▸ **STUDY MATERIAL**:

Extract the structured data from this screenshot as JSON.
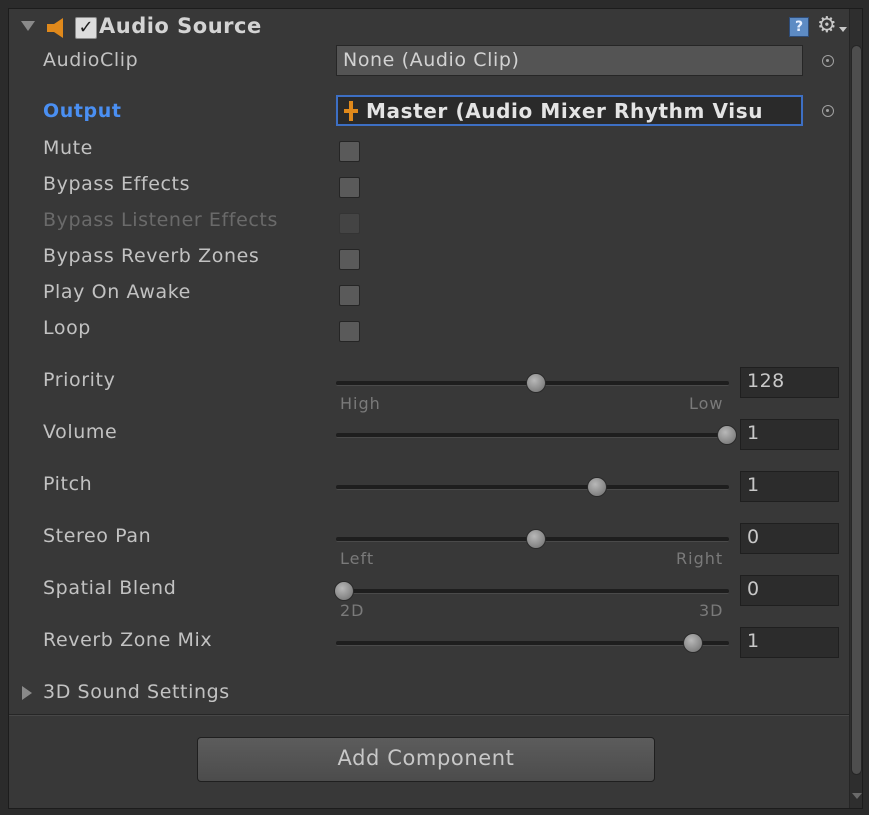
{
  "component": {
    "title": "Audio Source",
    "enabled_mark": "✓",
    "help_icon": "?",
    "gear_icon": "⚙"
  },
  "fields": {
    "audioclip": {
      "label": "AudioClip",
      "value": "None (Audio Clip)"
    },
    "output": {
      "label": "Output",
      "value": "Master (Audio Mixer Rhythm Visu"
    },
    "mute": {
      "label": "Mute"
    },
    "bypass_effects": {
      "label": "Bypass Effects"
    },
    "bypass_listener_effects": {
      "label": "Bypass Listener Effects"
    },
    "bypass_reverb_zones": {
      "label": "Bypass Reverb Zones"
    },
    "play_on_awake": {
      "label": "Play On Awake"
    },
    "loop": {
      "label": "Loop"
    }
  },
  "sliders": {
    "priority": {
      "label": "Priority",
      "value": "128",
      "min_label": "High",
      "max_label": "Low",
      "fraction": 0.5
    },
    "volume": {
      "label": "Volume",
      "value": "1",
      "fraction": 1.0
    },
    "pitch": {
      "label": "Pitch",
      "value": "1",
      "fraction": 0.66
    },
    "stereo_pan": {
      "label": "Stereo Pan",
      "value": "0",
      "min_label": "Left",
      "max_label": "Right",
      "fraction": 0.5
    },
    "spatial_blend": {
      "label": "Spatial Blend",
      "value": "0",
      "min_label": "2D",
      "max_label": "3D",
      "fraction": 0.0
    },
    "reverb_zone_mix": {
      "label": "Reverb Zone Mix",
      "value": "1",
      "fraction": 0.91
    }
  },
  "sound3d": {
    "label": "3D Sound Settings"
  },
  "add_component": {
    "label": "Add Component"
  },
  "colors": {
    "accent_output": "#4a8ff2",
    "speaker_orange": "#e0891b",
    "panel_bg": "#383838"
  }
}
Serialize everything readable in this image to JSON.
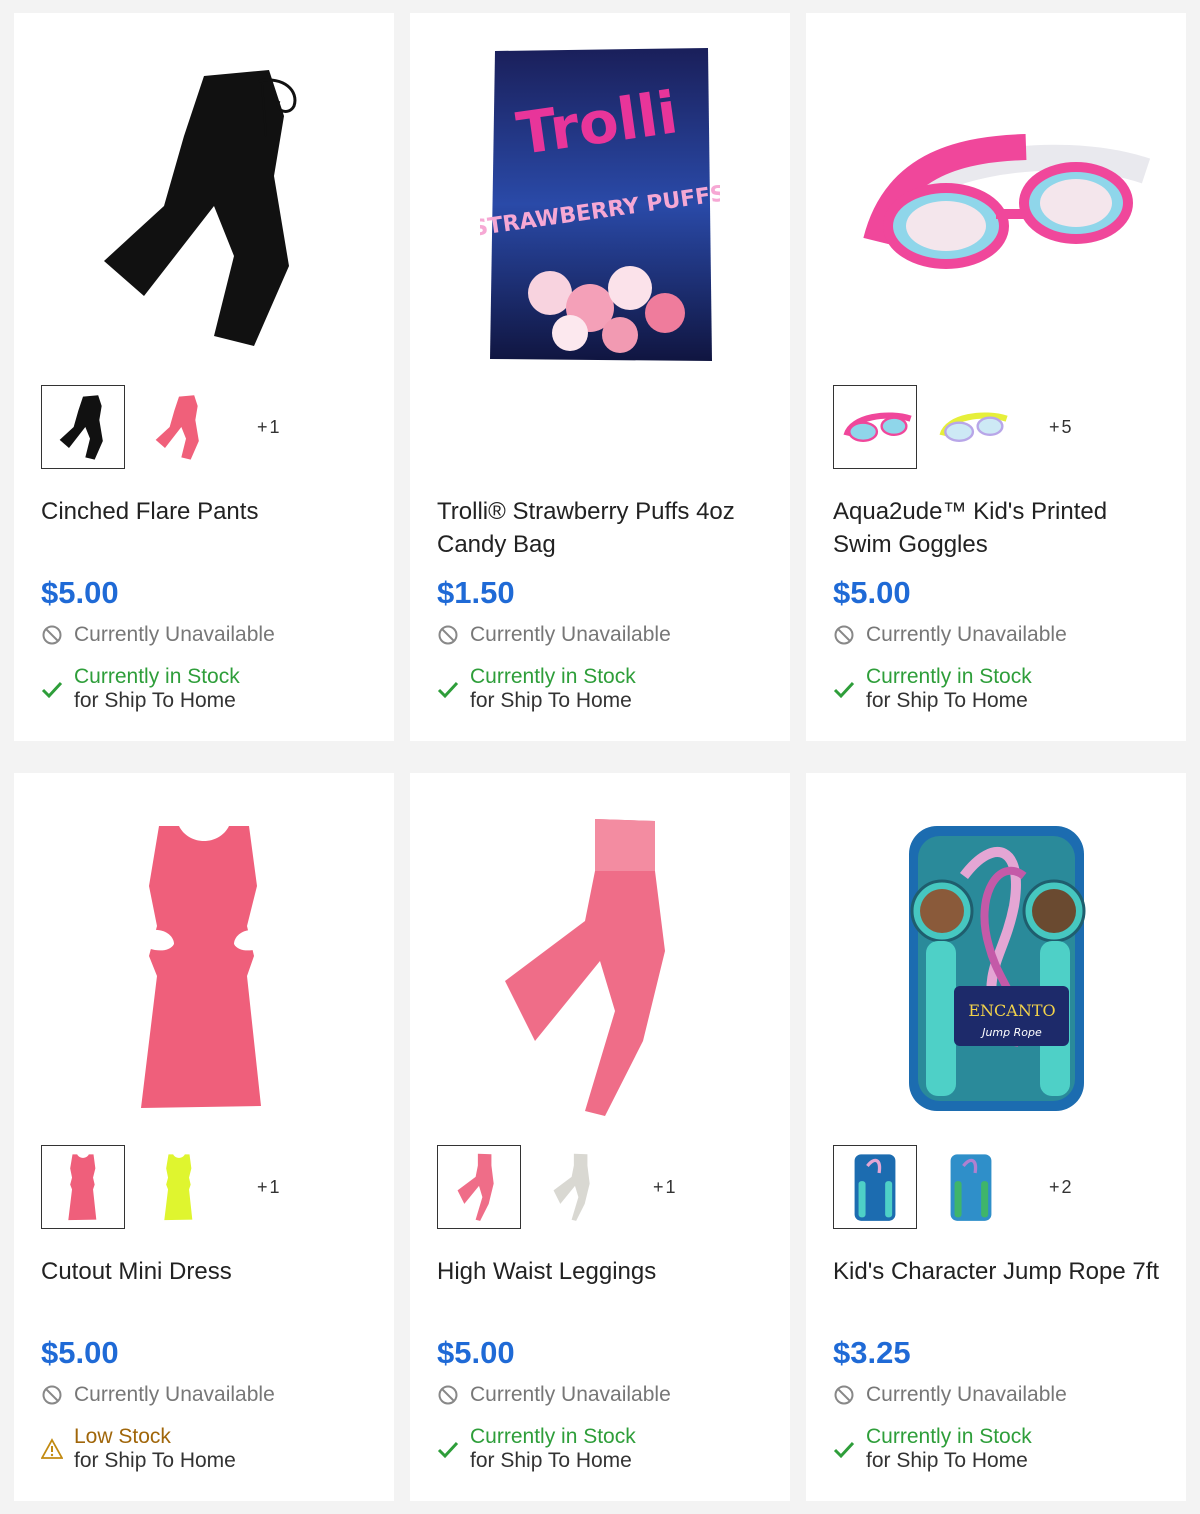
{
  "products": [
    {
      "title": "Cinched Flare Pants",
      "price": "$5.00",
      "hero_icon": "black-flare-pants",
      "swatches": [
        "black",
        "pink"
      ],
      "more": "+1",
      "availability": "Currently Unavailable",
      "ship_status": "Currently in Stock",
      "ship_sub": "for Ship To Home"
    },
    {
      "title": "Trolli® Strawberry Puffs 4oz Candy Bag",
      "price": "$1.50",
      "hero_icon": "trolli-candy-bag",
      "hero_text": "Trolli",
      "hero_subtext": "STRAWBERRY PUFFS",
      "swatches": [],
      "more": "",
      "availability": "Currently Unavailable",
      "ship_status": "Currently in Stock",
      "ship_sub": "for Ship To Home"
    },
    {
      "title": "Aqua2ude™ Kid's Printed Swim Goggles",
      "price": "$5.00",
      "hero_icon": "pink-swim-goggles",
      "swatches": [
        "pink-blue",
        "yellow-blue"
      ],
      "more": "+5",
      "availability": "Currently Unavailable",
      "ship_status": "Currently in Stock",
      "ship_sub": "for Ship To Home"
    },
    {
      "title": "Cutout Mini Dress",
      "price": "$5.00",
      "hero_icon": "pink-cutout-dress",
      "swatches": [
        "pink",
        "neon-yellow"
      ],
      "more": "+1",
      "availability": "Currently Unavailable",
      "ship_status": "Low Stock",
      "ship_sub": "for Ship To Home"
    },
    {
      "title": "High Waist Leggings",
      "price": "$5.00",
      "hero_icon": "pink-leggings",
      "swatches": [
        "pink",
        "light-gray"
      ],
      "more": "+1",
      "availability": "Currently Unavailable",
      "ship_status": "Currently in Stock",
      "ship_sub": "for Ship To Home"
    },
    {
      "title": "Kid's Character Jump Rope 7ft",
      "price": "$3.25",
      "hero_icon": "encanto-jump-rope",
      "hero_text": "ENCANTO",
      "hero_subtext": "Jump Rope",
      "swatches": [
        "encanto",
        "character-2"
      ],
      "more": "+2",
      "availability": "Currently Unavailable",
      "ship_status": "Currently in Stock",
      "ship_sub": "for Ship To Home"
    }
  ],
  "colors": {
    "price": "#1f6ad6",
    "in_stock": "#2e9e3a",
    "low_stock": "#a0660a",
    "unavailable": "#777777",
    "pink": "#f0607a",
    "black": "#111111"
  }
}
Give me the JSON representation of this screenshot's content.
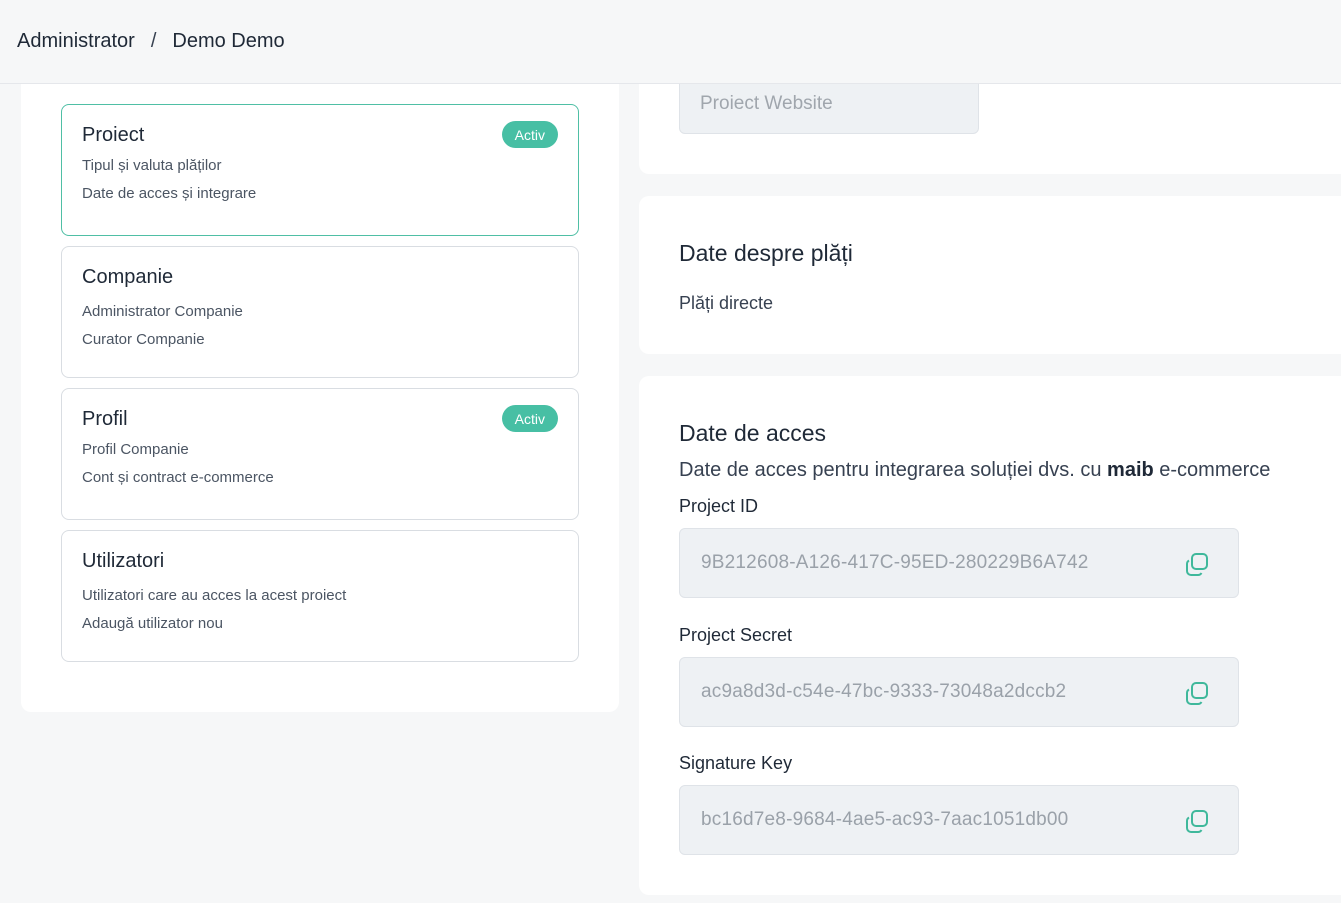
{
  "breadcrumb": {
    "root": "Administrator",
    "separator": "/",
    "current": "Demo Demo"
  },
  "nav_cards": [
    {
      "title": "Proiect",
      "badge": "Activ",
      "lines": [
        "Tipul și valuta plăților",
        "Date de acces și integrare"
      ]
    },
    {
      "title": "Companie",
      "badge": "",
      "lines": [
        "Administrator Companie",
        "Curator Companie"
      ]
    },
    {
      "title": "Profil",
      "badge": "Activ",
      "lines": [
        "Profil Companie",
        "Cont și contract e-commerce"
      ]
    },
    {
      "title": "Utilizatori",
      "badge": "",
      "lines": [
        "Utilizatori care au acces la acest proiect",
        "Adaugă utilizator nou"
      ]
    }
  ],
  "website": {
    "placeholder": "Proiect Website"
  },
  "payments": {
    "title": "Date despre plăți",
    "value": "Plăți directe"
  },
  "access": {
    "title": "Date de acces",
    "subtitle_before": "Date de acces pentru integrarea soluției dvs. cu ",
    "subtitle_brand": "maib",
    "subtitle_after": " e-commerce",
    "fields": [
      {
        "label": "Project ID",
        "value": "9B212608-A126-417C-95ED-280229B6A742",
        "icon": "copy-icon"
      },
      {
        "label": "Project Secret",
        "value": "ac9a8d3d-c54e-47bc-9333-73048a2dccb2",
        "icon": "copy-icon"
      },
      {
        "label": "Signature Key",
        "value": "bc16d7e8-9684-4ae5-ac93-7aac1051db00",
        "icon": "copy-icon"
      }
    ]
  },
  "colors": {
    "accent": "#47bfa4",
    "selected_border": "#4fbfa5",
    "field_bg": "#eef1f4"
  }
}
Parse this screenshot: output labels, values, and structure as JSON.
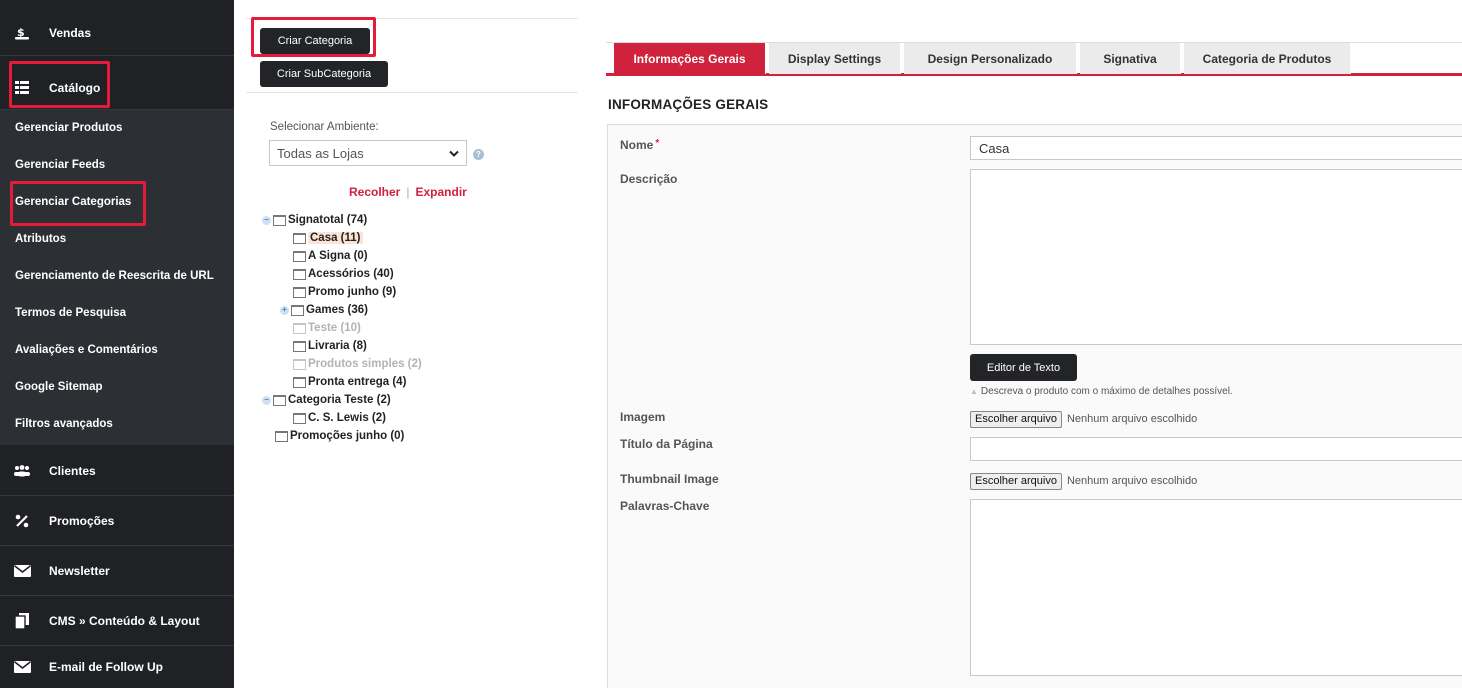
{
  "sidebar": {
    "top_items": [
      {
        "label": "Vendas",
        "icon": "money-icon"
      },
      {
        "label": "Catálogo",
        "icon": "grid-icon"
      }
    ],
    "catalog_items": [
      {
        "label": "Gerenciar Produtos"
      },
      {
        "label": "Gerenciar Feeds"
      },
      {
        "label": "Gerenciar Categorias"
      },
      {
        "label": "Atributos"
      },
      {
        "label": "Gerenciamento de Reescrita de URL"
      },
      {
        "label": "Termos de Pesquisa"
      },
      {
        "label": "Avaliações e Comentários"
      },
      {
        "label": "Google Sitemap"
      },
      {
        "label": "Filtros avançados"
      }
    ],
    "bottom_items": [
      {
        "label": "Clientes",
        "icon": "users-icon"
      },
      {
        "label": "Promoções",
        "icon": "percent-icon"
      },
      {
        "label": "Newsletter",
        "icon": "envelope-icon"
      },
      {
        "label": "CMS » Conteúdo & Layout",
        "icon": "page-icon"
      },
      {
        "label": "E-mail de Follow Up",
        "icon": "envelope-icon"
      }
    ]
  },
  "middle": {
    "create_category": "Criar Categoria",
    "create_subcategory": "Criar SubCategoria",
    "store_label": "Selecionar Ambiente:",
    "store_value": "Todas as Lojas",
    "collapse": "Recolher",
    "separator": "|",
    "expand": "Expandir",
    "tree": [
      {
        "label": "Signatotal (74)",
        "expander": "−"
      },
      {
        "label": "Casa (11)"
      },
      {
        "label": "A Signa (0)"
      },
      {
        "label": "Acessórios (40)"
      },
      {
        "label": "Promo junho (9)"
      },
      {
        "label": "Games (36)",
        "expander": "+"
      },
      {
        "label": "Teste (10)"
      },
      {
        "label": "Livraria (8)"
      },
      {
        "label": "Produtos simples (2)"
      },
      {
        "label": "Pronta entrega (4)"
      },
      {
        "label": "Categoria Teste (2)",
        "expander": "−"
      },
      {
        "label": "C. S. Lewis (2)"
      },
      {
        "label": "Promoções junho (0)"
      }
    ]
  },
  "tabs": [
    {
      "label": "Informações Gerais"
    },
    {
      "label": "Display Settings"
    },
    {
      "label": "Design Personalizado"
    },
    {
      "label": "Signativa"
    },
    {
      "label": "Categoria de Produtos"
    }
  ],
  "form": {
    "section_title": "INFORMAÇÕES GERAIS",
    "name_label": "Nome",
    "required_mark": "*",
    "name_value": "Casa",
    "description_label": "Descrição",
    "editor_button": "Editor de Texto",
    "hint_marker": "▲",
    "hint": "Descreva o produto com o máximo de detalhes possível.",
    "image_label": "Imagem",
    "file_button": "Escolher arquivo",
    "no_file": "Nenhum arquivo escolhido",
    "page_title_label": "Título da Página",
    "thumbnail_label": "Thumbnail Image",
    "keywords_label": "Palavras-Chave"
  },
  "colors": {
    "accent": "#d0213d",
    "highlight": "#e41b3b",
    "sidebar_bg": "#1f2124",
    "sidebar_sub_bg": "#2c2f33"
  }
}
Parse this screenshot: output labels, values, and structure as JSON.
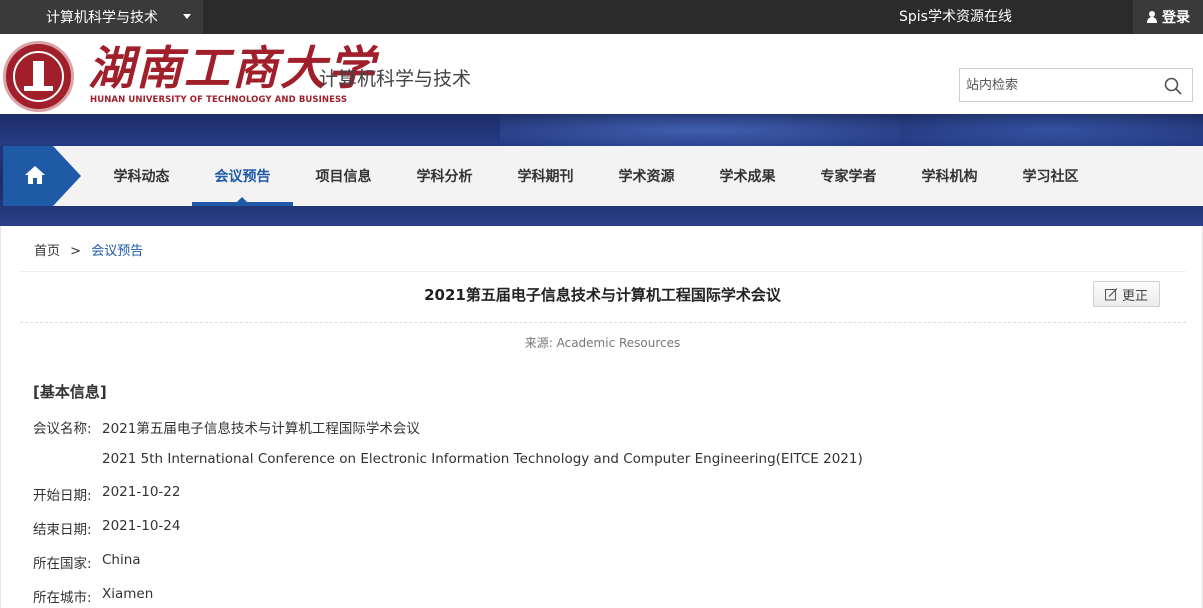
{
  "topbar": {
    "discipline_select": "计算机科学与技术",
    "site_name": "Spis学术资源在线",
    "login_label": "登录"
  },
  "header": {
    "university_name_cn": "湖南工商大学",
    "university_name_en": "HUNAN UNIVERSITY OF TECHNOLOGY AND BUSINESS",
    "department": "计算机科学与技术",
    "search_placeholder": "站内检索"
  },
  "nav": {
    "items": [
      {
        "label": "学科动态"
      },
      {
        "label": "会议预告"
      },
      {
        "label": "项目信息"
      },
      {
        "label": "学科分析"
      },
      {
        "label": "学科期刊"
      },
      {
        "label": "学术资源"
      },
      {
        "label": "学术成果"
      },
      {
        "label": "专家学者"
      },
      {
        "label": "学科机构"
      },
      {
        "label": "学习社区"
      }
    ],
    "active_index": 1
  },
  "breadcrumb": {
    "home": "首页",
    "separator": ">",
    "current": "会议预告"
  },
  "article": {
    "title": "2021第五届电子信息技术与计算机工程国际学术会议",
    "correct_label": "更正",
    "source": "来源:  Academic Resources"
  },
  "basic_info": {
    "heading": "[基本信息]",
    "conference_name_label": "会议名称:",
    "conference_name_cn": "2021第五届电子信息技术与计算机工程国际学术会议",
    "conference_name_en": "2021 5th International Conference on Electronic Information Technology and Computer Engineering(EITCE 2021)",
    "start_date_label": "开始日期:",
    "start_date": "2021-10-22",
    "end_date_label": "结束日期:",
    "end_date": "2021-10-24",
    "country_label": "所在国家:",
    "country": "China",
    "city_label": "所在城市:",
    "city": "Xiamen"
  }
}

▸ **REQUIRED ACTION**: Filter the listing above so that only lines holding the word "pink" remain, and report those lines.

▸ **RESPONSE AREA**:
        "pink"
      "hero_icon": "pink-swim-goggles",
        "pink-blue",
      "hero_icon": "pink-cutout-dress",
        "pink",
      "hero_icon": "pink-leggings",
        "pink",
    "pink": "#f0607a",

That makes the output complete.